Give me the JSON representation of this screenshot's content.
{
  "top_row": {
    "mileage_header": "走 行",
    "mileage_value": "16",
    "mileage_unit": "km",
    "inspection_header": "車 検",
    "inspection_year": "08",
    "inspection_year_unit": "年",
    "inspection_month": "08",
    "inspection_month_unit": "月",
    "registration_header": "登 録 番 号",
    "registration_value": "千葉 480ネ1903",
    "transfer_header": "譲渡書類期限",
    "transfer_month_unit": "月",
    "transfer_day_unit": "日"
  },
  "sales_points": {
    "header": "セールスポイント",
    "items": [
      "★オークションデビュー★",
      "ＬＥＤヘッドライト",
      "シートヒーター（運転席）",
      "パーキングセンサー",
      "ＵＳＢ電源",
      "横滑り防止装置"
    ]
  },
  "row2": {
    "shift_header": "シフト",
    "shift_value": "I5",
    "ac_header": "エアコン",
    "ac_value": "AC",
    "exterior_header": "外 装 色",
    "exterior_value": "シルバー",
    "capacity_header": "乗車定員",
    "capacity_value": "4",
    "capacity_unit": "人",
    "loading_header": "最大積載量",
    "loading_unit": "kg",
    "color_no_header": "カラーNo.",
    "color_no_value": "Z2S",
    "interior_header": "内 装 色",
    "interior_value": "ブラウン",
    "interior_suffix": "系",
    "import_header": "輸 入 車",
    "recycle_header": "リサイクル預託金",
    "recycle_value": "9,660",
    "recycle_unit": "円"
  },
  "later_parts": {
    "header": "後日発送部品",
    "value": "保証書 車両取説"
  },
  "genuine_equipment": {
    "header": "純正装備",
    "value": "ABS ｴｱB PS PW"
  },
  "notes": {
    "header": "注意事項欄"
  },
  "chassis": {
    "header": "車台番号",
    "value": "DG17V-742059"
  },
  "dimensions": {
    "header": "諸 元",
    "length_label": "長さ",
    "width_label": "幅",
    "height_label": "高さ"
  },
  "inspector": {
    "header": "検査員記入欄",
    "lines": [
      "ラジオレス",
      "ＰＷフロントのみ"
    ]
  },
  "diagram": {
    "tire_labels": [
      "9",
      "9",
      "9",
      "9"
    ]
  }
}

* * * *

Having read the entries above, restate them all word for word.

§ Expected answer:
Give me the JSON representation of this screenshot's content.
{
  "top_row": {
    "mileage_header": "走 行",
    "mileage_value": "16",
    "mileage_unit": "km",
    "inspection_header": "車 検",
    "inspection_year": "08",
    "inspection_year_unit": "年",
    "inspection_month": "08",
    "inspection_month_unit": "月",
    "registration_header": "登 録 番 号",
    "registration_value": "千葉 480ネ1903",
    "transfer_header": "譲渡書類期限",
    "transfer_month_unit": "月",
    "transfer_day_unit": "日"
  },
  "sales_points": {
    "header": "セールスポイント",
    "items": [
      "★オークションデビュー★",
      "ＬＥＤヘッドライト",
      "シートヒーター（運転席）",
      "パーキングセンサー",
      "ＵＳＢ電源",
      "横滑り防止装置"
    ]
  },
  "row2": {
    "shift_header": "シフト",
    "shift_value": "I5",
    "ac_header": "エアコン",
    "ac_value": "AC",
    "exterior_header": "外 装 色",
    "exterior_value": "シルバー",
    "capacity_header": "乗車定員",
    "capacity_value": "4",
    "capacity_unit": "人",
    "loading_header": "最大積載量",
    "loading_unit": "kg",
    "color_no_header": "カラーNo.",
    "color_no_value": "Z2S",
    "interior_header": "内 装 色",
    "interior_value": "ブラウン",
    "interior_suffix": "系",
    "import_header": "輸 入 車",
    "recycle_header": "リサイクル預託金",
    "recycle_value": "9,660",
    "recycle_unit": "円"
  },
  "later_parts": {
    "header": "後日発送部品",
    "value": "保証書 車両取説"
  },
  "genuine_equipment": {
    "header": "純正装備",
    "value": "ABS ｴｱB PS PW"
  },
  "notes": {
    "header": "注意事項欄"
  },
  "chassis": {
    "header": "車台番号",
    "value": "DG17V-742059"
  },
  "dimensions": {
    "header": "諸 元",
    "length_label": "長さ",
    "width_label": "幅",
    "height_label": "高さ"
  },
  "inspector": {
    "header": "検査員記入欄",
    "lines": [
      "ラジオレス",
      "ＰＷフロントのみ"
    ]
  },
  "diagram": {
    "tire_labels": [
      "9",
      "9",
      "9",
      "9"
    ]
  }
}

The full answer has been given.